Two amendments were proposed, one to revise the definition of "cotton-producing state," and one to revise the definition of "cotton-producing region to conform with the change of "cotton-producing state."
The referendum was held between Oct. 13 and Nov. 10, 2009. Four hundred forty five valid ballots were cast with 401 approving the amendments. There were 40, or nine percent, ballots opposing the motions.
The AMS proposed to amend the Order to implement the 2008 farm bill that provided the states of Virginia, Kansas and Florida be separate states in the definition of "cotton-producing state."
In order to be eligible to vote, a producer or importer must have produced or imported upland cotton during the representative period of Jan. 1 through Dec. 31, 2008.
"One of the steps implementing the results of the referendum is for the USDA to certify any interested orgaizations as certified producer organizations from each of the new cotton-producing states. Once those new organizations are in place, they will then nominate members and alternates to the Cotton Board to represent those newly recognized states. Those nominees will go through the same process for nomination and approval by the Secretary of Agriculture as all other Cotton Board nominees and alternates," said Larkin Martin, Alabama cotton producer and chairman of the Cotton Board.

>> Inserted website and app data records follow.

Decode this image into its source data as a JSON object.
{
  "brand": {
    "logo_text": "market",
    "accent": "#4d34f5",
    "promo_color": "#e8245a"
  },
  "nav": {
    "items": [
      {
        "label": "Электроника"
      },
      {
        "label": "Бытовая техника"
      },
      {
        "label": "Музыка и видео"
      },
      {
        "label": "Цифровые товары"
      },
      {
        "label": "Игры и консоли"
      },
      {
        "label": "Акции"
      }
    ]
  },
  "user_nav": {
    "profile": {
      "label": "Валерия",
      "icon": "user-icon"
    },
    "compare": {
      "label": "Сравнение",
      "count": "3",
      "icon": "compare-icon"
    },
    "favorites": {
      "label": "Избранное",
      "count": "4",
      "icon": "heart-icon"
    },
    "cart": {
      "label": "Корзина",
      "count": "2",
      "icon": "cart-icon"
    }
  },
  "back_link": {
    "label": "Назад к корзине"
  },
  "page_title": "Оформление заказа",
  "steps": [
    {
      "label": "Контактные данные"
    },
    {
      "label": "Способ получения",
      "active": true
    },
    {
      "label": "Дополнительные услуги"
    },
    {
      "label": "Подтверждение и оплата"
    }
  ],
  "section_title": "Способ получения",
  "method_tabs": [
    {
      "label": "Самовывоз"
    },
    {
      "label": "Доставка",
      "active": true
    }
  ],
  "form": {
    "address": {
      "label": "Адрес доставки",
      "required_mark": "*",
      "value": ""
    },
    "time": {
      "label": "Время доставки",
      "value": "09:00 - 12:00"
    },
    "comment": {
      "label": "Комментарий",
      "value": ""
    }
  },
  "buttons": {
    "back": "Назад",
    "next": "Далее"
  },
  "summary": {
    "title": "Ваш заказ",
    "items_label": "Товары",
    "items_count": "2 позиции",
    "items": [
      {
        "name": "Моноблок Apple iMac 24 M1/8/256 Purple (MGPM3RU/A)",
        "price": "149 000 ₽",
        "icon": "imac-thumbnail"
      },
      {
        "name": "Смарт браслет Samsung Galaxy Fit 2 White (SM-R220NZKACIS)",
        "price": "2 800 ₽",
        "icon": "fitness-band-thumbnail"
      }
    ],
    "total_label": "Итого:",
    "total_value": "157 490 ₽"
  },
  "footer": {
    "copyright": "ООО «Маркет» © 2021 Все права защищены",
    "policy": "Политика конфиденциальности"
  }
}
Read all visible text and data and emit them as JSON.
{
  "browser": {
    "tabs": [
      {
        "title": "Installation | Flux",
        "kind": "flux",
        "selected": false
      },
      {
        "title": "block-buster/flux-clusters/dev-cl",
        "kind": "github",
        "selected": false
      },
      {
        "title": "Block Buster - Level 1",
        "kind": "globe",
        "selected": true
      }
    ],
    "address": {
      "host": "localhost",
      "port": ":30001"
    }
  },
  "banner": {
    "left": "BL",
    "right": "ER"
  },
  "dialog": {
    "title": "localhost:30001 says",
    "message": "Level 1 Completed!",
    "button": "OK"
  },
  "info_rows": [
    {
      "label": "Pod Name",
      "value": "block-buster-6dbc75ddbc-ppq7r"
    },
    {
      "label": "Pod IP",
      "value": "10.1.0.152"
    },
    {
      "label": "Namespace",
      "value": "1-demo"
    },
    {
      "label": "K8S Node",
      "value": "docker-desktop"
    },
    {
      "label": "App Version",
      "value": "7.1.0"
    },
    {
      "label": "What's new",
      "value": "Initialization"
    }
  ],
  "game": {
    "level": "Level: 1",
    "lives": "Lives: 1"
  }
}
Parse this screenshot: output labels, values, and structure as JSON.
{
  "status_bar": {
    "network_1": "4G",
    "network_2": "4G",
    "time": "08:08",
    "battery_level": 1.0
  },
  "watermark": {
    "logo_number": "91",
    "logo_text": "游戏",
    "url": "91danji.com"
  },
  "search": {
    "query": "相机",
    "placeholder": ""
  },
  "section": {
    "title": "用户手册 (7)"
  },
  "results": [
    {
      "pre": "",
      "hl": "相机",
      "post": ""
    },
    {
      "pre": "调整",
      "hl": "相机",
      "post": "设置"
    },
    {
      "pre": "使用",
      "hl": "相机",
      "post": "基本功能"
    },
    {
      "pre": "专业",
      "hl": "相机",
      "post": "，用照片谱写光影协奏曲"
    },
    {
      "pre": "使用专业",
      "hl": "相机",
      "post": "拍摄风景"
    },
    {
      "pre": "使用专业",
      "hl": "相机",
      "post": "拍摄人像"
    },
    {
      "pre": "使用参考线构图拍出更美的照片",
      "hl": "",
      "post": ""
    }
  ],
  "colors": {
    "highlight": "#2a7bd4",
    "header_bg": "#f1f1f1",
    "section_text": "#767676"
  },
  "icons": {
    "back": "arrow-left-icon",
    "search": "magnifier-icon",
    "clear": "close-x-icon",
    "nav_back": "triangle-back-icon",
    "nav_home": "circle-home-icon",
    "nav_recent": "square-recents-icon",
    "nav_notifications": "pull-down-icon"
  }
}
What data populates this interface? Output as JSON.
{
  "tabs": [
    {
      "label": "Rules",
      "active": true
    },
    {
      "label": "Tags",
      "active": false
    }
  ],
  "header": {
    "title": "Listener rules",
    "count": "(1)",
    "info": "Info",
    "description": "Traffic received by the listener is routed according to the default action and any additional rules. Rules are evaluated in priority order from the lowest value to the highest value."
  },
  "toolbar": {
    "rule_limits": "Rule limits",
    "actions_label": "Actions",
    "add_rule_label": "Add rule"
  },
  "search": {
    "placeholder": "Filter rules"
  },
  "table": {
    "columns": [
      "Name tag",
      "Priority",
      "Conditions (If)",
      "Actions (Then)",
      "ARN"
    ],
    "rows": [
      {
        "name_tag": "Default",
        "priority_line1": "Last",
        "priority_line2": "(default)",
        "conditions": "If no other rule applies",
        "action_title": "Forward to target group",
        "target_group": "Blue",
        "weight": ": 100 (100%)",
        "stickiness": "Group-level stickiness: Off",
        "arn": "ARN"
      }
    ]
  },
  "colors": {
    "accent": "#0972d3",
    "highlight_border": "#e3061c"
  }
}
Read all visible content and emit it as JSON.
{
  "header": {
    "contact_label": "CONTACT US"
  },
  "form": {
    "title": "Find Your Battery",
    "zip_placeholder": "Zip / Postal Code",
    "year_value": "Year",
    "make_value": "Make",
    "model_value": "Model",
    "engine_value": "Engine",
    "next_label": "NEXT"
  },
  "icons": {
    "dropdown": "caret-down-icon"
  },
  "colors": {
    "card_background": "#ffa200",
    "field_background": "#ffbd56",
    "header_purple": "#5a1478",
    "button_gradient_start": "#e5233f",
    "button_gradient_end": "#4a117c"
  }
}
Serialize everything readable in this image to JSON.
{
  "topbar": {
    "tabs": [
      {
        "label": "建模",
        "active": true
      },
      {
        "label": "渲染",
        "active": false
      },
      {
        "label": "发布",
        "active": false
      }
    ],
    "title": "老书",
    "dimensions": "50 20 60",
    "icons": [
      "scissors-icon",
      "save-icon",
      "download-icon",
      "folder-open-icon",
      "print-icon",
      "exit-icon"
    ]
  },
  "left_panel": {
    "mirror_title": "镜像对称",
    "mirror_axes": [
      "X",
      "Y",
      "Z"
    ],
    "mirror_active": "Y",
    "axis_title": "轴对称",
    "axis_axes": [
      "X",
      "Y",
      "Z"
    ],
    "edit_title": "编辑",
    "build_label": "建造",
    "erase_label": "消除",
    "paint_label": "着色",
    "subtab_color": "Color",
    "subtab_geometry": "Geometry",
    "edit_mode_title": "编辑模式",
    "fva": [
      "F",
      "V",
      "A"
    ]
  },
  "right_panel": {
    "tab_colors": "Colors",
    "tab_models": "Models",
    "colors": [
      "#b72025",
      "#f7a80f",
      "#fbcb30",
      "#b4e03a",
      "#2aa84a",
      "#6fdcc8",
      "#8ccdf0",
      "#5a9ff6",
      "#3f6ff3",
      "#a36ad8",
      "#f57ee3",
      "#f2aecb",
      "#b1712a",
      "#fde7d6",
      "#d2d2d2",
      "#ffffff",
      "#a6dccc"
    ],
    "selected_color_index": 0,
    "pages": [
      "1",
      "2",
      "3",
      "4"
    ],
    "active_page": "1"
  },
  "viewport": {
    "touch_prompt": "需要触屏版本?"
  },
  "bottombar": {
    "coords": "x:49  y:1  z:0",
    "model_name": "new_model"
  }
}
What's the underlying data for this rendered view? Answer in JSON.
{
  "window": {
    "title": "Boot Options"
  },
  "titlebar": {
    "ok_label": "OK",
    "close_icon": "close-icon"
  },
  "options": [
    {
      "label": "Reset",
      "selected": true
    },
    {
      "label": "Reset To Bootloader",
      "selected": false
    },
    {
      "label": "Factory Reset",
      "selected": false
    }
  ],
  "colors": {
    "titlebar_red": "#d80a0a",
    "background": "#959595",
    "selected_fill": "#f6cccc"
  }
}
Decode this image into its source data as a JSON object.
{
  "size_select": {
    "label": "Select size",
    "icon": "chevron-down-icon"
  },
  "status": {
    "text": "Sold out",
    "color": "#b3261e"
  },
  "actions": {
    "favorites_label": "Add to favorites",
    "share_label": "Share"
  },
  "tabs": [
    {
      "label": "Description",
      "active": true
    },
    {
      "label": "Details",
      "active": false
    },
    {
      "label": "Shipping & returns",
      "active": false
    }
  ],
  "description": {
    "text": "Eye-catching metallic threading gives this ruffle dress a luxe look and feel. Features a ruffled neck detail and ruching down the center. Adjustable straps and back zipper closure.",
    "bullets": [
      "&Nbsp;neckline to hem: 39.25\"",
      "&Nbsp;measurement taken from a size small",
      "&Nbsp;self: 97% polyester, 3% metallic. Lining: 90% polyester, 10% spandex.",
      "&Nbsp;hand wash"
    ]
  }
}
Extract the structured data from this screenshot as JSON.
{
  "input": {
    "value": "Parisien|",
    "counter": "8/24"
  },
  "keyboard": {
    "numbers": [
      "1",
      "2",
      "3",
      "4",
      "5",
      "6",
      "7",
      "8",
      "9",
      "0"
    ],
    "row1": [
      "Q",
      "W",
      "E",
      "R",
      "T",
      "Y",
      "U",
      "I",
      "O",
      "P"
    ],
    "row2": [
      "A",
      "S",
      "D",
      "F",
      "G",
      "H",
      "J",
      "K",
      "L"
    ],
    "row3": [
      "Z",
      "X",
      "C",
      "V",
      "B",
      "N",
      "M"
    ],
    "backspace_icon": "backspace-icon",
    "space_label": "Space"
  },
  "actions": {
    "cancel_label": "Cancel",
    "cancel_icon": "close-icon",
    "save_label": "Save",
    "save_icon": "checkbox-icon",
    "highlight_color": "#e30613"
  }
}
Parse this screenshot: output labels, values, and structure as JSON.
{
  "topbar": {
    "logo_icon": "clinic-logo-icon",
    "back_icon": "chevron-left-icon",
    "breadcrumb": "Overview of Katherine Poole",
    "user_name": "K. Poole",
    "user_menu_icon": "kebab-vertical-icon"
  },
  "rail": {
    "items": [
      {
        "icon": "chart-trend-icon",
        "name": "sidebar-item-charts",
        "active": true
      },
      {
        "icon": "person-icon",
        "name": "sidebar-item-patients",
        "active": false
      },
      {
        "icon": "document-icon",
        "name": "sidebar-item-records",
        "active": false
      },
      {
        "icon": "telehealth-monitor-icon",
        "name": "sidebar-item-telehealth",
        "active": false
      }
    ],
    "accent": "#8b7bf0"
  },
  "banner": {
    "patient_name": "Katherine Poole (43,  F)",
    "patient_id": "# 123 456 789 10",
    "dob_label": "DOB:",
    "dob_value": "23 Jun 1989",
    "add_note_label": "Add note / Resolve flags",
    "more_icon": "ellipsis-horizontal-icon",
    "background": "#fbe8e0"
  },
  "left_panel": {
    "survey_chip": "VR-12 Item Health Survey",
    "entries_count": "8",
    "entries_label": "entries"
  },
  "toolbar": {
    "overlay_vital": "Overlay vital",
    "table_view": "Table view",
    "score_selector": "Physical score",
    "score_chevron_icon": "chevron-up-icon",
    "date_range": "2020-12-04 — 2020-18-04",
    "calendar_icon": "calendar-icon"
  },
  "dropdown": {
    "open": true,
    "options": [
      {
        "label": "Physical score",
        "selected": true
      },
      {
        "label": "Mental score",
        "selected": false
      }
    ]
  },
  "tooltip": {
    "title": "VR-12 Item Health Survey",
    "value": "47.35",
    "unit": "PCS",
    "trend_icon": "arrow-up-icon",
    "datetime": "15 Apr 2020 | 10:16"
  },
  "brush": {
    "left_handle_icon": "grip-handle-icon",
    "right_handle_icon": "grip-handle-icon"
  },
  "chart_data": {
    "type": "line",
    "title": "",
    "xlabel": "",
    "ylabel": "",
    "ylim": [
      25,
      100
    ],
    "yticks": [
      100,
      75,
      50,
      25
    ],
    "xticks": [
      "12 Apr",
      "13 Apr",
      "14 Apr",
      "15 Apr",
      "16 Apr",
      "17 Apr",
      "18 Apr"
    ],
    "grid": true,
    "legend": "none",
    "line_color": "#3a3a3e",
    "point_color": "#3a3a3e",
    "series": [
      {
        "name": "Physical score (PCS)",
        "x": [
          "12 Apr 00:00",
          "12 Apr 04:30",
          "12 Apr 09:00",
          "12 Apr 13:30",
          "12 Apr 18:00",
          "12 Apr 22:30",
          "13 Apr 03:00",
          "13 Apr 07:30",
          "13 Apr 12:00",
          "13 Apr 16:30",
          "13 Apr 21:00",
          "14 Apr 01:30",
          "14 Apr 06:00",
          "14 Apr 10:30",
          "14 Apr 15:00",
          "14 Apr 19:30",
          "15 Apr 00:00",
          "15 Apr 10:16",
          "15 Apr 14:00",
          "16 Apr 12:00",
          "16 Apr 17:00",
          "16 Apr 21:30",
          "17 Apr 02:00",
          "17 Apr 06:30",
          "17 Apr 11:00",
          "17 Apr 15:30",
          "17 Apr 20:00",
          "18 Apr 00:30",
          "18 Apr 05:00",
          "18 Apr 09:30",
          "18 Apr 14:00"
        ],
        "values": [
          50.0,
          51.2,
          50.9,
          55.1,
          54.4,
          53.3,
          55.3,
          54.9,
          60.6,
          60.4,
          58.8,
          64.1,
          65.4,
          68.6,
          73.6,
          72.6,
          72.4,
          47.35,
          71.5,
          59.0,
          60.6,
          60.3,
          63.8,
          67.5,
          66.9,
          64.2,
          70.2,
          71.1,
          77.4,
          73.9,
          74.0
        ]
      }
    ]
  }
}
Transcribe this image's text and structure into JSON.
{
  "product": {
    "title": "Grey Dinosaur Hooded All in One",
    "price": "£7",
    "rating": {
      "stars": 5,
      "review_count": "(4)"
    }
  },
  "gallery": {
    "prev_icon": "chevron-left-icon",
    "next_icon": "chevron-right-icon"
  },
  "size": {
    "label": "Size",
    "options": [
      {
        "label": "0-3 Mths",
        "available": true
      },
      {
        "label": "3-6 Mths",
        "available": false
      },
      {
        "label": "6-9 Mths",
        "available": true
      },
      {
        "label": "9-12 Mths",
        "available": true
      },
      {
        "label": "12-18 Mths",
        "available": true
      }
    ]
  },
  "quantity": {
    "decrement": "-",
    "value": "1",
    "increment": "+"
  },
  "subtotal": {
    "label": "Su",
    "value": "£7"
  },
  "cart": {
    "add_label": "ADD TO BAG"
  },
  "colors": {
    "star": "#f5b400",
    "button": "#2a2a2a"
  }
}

TALKIN' COTTON is produced by NTOK Cotton, a group of farmer cooperatives, companies and Land Grant universities dedicated to encouraging and increasing cotton production in North Texas, Oklahoma and Kansas. For more information on the cotton scene, see ntokcotton.org and okiecotton.org. For comments or questions about Talkin' Cotton, contact email@example.com.